Now that that’s done, we’ll be moving on to the actual calculations and display of the load time information. Typically you’d add the code and have the information be displayed in your theme’s footer.php file. So take a look inside your wordpress theme directory and look for the file called footer.php and open it for edit and in-between the

<?php ?>

tags paste the code snippet below:

if (current_user_can('level_10'))
{
global $wpdb;

// Get the total page generation time
$totaltime = timer_stop( false, 22 );

// Calculate the time spent on MySQL queries by adding up the time spent on each query
$mysqltime = 0;
// if there are indeed mysql queries then
if ($wpdb-&gt;queries != null)
foreach ( $wpdb-&gt;queries as $query )
$mysqltime = $mysqltime + $query[1];

// The time spent on PHP is the remainder
$phptime = $totaltime - $mysqltime;

// Create the percentages
$mysqlper = number_format_i18n( $mysqltime / $totaltime * 100, 2 );
$phpper = number_format_i18n( $phptime / $totaltime * 100, 2 );

// Output the stats
echo 'Page generated in ' . number_format_i18n( $totaltime, 4 ) . " seconds ( {$phpper}% PHP, {$mysqlper}% MySQL )";
}

At this point you are good to go. Save your footer.php file and refresh any page of your blog.

At the bottom, in the footer section of your theme, you will see the newly added text that will read something like:

Page generated in 0.1352 seconds ( 94.00% PHP, 6.00% MySQL )

Now, consider the fact that the above code will only display this information for users that are admins, and not for regular users. Should you wish to display this information to everyone, simply delete the highlighted lines in the code snipped displayed above.

Also, take into account, that by enabling SAVEQUERIES (Save queries for analysis) in your config.php, there will be a small performance penalty involved, since this is mostly used for debugging purposes (but still…it’s COOL 🙂 ).

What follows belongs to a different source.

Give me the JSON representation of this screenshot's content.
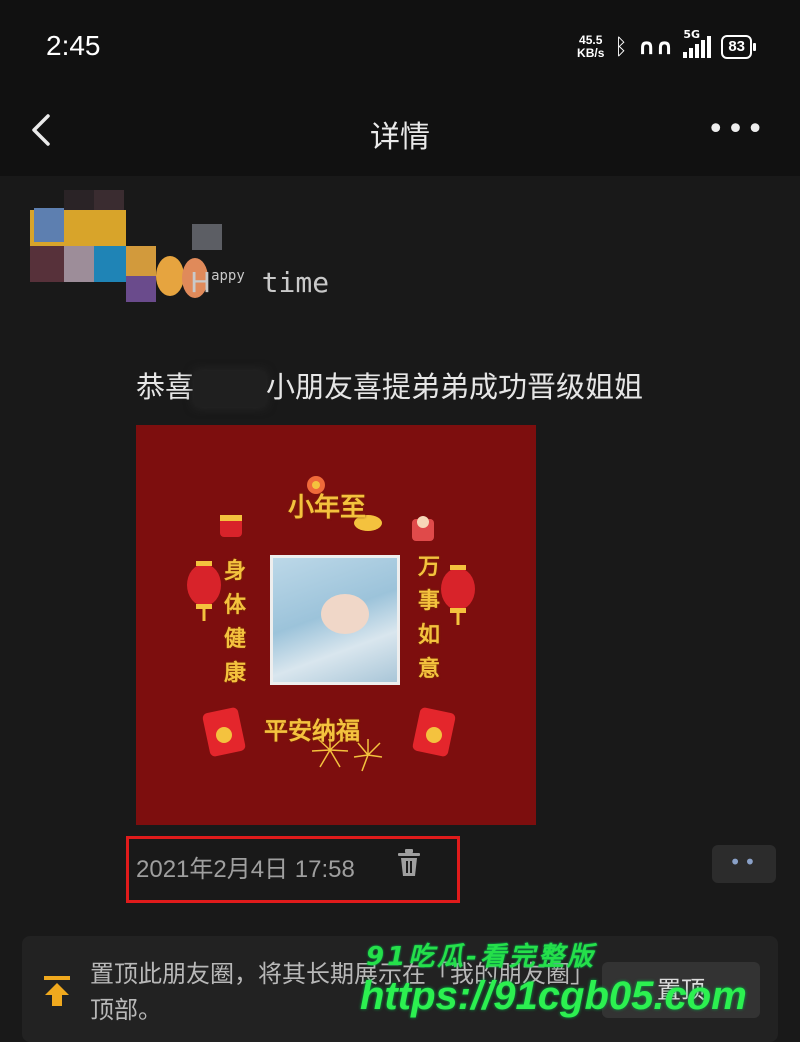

Oh, and by the way, if you’re wondering how to have code with highlighted syntax on your blog, then feel free to checkout the SyntaxHighlighter Evolved plugin.